── Records supplied ──

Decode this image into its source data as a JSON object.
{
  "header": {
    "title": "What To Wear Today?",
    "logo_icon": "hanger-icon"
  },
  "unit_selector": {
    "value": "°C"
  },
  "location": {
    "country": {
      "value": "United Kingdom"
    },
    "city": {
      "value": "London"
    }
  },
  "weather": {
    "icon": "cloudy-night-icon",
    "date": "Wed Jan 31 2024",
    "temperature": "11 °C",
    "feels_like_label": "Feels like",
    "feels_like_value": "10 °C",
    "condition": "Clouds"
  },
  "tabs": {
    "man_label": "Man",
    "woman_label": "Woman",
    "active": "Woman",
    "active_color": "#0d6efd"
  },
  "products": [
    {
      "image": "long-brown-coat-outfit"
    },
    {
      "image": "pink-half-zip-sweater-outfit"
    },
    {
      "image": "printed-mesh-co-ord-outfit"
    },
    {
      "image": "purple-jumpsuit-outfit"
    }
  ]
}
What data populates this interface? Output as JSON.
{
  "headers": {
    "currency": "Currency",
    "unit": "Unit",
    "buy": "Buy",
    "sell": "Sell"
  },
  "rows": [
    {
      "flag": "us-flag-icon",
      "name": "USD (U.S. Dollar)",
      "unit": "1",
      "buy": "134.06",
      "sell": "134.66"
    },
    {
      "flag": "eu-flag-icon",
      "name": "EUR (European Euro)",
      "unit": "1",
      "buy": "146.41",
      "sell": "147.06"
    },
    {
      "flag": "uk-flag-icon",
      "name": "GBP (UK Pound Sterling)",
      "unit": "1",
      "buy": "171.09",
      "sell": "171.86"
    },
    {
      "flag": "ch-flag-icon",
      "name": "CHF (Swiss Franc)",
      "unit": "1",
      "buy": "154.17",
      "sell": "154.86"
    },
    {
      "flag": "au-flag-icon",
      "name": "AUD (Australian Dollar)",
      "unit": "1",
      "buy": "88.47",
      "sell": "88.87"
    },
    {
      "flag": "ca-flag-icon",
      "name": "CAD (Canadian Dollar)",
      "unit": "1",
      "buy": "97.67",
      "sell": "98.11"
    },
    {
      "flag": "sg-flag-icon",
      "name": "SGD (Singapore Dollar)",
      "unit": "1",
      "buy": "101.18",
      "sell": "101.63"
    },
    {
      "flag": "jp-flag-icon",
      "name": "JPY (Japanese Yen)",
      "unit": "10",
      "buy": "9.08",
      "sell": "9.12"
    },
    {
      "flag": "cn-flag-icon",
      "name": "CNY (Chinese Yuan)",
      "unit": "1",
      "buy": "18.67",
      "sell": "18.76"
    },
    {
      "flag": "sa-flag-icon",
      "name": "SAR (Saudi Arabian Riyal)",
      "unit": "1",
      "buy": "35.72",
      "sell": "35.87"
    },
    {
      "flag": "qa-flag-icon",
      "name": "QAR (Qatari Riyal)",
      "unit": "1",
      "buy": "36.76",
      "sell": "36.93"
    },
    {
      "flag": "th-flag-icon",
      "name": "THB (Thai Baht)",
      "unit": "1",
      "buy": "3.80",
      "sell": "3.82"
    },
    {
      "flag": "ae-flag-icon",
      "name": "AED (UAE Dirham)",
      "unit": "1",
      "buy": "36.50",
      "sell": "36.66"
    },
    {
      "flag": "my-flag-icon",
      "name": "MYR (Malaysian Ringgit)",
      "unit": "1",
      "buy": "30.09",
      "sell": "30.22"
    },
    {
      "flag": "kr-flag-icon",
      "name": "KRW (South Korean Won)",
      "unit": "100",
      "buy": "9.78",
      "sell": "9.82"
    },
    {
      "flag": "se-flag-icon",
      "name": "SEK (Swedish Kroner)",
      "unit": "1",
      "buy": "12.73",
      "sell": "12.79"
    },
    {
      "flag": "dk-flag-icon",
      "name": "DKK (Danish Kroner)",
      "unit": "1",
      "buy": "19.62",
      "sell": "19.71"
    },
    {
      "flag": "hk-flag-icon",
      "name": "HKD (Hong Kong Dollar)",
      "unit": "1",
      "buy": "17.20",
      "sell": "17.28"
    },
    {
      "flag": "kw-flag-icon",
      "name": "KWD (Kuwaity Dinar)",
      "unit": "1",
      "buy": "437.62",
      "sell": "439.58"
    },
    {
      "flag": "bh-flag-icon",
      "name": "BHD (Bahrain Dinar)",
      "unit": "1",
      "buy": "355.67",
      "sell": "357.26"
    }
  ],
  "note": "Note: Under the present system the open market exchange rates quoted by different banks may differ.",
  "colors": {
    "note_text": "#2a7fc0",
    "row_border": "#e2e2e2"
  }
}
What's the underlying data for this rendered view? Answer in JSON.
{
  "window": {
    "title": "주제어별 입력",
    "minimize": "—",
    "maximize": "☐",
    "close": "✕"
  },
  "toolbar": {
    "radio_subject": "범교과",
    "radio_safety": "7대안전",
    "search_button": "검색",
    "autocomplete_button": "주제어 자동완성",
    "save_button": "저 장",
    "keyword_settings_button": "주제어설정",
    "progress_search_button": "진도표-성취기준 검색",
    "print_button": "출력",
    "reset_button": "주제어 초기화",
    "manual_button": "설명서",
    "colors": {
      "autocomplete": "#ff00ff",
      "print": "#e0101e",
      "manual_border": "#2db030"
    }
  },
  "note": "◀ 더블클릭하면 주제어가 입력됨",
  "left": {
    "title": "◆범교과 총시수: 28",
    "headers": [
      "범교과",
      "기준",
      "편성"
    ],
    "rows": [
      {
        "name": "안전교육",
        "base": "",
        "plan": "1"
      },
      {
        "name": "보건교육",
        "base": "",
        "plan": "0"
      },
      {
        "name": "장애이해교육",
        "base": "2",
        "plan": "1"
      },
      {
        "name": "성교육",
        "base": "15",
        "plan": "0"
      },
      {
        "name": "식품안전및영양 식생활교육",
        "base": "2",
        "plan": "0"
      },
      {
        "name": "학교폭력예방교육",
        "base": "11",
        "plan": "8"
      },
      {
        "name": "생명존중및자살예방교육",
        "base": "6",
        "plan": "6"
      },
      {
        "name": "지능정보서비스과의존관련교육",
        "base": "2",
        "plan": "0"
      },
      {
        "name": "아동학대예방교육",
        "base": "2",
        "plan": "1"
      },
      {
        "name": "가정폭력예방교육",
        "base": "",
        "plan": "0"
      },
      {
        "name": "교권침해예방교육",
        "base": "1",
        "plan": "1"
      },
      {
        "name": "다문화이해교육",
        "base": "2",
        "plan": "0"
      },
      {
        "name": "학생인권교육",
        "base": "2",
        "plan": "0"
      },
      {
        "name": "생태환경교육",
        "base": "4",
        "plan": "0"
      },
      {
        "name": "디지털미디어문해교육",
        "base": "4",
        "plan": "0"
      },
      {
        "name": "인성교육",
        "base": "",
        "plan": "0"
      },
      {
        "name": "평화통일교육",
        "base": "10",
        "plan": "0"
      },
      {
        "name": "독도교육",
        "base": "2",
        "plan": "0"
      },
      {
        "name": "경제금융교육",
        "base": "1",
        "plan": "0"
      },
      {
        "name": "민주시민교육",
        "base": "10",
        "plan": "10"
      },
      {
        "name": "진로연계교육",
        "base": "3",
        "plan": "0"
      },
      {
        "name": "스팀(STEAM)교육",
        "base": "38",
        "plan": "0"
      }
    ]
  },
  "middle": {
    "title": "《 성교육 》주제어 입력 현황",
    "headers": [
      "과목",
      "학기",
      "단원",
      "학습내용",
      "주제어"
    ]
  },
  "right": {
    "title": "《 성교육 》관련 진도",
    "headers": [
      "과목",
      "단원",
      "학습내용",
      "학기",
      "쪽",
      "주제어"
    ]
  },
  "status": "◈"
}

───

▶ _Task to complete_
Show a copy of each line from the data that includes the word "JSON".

▶ _Solution to the exercise_
Decode this image into its source data as a JSON object.
What data populates this interface? Output as JSON.
What's the underlying data for this rendered view? Answer in JSON.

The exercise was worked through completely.